(Items from an interface collection)
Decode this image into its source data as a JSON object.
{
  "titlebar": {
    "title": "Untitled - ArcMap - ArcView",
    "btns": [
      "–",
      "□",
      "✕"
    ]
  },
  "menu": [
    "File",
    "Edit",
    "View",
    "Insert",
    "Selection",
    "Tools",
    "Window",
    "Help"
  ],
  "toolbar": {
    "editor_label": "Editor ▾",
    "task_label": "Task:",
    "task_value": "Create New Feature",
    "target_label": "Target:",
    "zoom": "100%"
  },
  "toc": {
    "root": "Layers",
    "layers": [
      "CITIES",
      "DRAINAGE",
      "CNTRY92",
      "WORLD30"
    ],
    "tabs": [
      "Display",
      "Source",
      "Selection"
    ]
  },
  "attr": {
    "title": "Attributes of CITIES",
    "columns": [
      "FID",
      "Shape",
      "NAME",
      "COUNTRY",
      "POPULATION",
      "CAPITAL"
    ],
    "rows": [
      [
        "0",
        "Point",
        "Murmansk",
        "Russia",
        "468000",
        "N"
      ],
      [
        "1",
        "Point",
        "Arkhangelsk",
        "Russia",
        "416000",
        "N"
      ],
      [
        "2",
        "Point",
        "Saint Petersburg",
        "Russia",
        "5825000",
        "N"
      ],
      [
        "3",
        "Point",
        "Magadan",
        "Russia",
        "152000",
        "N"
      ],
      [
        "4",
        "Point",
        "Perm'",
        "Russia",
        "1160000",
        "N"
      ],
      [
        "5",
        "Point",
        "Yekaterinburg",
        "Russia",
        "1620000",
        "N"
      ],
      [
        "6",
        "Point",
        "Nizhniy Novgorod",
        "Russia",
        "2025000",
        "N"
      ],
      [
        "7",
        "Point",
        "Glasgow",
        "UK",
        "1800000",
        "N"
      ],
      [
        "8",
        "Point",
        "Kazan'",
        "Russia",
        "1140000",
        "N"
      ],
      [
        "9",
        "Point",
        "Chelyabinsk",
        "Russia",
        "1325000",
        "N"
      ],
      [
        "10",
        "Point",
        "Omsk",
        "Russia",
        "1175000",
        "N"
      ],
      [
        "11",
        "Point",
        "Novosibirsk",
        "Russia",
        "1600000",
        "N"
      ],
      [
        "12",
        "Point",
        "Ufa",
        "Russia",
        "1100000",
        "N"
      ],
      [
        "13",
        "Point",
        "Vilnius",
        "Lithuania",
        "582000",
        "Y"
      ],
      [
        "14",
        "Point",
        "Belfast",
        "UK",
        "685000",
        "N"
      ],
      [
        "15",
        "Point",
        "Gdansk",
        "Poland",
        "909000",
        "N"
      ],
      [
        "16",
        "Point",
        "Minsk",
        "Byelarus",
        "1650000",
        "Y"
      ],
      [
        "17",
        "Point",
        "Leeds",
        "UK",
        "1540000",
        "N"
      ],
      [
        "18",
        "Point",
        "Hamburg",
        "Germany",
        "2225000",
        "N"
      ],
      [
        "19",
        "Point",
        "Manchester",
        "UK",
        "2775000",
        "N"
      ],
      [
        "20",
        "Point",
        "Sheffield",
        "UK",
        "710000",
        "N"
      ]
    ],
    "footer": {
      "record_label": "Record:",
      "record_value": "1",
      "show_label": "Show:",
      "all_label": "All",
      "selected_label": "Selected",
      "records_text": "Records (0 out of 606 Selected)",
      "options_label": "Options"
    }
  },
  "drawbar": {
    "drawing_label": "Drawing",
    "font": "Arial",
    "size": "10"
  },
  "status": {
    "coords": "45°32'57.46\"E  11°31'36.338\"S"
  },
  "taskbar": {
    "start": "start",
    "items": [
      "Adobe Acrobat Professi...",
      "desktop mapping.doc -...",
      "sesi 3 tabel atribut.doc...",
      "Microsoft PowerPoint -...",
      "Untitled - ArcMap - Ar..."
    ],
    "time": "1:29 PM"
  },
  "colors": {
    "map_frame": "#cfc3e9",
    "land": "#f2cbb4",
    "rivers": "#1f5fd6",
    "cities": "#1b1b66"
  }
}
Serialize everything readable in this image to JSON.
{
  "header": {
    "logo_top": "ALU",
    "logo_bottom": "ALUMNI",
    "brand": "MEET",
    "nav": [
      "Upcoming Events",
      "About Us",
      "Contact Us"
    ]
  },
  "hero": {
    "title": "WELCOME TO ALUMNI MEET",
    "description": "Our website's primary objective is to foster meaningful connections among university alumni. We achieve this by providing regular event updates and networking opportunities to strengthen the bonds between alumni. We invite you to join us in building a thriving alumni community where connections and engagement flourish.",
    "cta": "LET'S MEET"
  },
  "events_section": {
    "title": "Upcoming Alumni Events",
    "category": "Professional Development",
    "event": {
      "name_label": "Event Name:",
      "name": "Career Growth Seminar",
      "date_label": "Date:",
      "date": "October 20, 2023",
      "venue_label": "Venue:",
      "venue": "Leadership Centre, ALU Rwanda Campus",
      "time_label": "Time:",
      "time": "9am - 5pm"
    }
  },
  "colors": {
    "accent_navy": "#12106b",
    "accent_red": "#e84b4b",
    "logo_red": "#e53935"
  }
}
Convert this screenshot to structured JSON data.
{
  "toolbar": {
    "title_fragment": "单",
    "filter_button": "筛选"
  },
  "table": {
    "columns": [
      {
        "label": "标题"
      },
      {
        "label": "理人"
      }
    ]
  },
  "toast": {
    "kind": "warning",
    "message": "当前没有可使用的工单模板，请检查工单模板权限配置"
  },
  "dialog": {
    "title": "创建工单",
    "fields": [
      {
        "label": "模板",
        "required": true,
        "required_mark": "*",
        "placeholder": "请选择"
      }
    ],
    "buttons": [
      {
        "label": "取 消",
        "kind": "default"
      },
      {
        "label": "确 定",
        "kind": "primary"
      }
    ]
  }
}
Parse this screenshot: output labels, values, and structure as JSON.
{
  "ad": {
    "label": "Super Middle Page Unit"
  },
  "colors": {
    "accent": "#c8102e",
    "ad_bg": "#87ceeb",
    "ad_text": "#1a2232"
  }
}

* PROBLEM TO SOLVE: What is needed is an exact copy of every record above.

* OUTPUT OF THE EXERCISE:
Decode this image into its source data as a JSON object.
{
  "titlebar": {
    "title": "Untitled - ArcMap - ArcView",
    "btns": [
      "–",
      "□",
      "✕"
    ]
  },
  "menu": [
    "File",
    "Edit",
    "View",
    "Insert",
    "Selection",
    "Tools",
    "Window",
    "Help"
  ],
  "toolbar": {
    "editor_label": "Editor ▾",
    "task_label": "Task:",
    "task_value": "Create New Feature",
    "target_label": "Target:",
    "zoom": "100%"
  },
  "toc": {
    "root": "Layers",
    "layers": [
      "CITIES",
      "DRAINAGE",
      "CNTRY92",
      "WORLD30"
    ],
    "tabs": [
      "Display",
      "Source",
      "Selection"
    ]
  },
  "attr": {
    "title": "Attributes of CITIES",
    "columns": [
      "FID",
      "Shape",
      "NAME",
      "COUNTRY",
      "POPULATION",
      "CAPITAL"
    ],
    "rows": [
      [
        "0",
        "Point",
        "Murmansk",
        "Russia",
        "468000",
        "N"
      ],
      [
        "1",
        "Point",
        "Arkhangelsk",
        "Russia",
        "416000",
        "N"
      ],
      [
        "2",
        "Point",
        "Saint Petersburg",
        "Russia",
        "5825000",
        "N"
      ],
      [
        "3",
        "Point",
        "Magadan",
        "Russia",
        "152000",
        "N"
      ],
      [
        "4",
        "Point",
        "Perm'",
        "Russia",
        "1160000",
        "N"
      ],
      [
        "5",
        "Point",
        "Yekaterinburg",
        "Russia",
        "1620000",
        "N"
      ],
      [
        "6",
        "Point",
        "Nizhniy Novgorod",
        "Russia",
        "2025000",
        "N"
      ],
      [
        "7",
        "Point",
        "Glasgow",
        "UK",
        "1800000",
        "N"
      ],
      [
        "8",
        "Point",
        "Kazan'",
        "Russia",
        "1140000",
        "N"
      ],
      [
        "9",
        "Point",
        "Chelyabinsk",
        "Russia",
        "1325000",
        "N"
      ],
      [
        "10",
        "Point",
        "Omsk",
        "Russia",
        "1175000",
        "N"
      ],
      [
        "11",
        "Point",
        "Novosibirsk",
        "Russia",
        "1600000",
        "N"
      ],
      [
        "12",
        "Point",
        "Ufa",
        "Russia",
        "1100000",
        "N"
      ],
      [
        "13",
        "Point",
        "Vilnius",
        "Lithuania",
        "582000",
        "Y"
      ],
      [
        "14",
        "Point",
        "Belfast",
        "UK",
        "685000",
        "N"
      ],
      [
        "15",
        "Point",
        "Gdansk",
        "Poland",
        "909000",
        "N"
      ],
      [
        "16",
        "Point",
        "Minsk",
        "Byelarus",
        "1650000",
        "Y"
      ],
      [
        "17",
        "Point",
        "Leeds",
        "UK",
        "1540000",
        "N"
      ],
      [
        "18",
        "Point",
        "Hamburg",
        "Germany",
        "2225000",
        "N"
      ],
      [
        "19",
        "Point",
        "Manchester",
        "UK",
        "2775000",
        "N"
      ],
      [
        "20",
        "Point",
        "Sheffield",
        "UK",
        "710000",
        "N"
      ]
    ],
    "footer": {
      "record_label": "Record:",
      "record_value": "1",
      "show_label": "Show:",
      "all_label": "All",
      "selected_label": "Selected",
      "records_text": "Records (0 out of 606 Selected)",
      "options_label": "Options"
    }
  },
  "drawbar": {
    "drawing_label": "Drawing",
    "font": "Arial",
    "size": "10"
  },
  "status": {
    "coords": "45°32'57.46\"E  11°31'36.338\"S"
  },
  "taskbar": {
    "start": "start",
    "items": [
      "Adobe Acrobat Professi...",
      "desktop mapping.doc -...",
      "sesi 3 tabel atribut.doc...",
      "Microsoft PowerPoint -...",
      "Untitled - ArcMap - Ar..."
    ],
    "time": "1:29 PM"
  },
  "colors": {
    "map_frame": "#cfc3e9",
    "land": "#f2cbb4",
    "rivers": "#1f5fd6",
    "cities": "#1b1b66"
  }
}
Serialize everything readable in this image to JSON.
{
  "header": {
    "logo_top": "ALU",
    "logo_bottom": "ALUMNI",
    "brand": "MEET",
    "nav": [
      "Upcoming Events",
      "About Us",
      "Contact Us"
    ]
  },
  "hero": {
    "title": "WELCOME TO ALUMNI MEET",
    "description": "Our website's primary objective is to foster meaningful connections among university alumni. We achieve this by providing regular event updates and networking opportunities to strengthen the bonds between alumni. We invite you to join us in building a thriving alumni community where connections and engagement flourish.",
    "cta": "LET'S MEET"
  },
  "events_section": {
    "title": "Upcoming Alumni Events",
    "category": "Professional Development",
    "event": {
      "name_label": "Event Name:",
      "name": "Career Growth Seminar",
      "date_label": "Date:",
      "date": "October 20, 2023",
      "venue_label": "Venue:",
      "venue": "Leadership Centre, ALU Rwanda Campus",
      "time_label": "Time:",
      "time": "9am - 5pm"
    }
  },
  "colors": {
    "accent_navy": "#12106b",
    "accent_red": "#e84b4b",
    "logo_red": "#e53935"
  }
}
Convert this screenshot to structured JSON data.
{
  "toolbar": {
    "title_fragment": "单",
    "filter_button": "筛选"
  },
  "table": {
    "columns": [
      {
        "label": "标题"
      },
      {
        "label": "理人"
      }
    ]
  },
  "toast": {
    "kind": "warning",
    "message": "当前没有可使用的工单模板，请检查工单模板权限配置"
  },
  "dialog": {
    "title": "创建工单",
    "fields": [
      {
        "label": "模板",
        "required": true,
        "required_mark": "*",
        "placeholder": "请选择"
      }
    ],
    "buttons": [
      {
        "label": "取 消",
        "kind": "default"
      },
      {
        "label": "确 定",
        "kind": "primary"
      }
    ]
  }
}
Parse this screenshot: output labels, values, and structure as JSON.
{
  "ad": {
    "label": "Super Middle Page Unit"
  },
  "colors": {
    "accent": "#c8102e",
    "ad_bg": "#87ceeb",
    "ad_text": "#1a2232"
  }
}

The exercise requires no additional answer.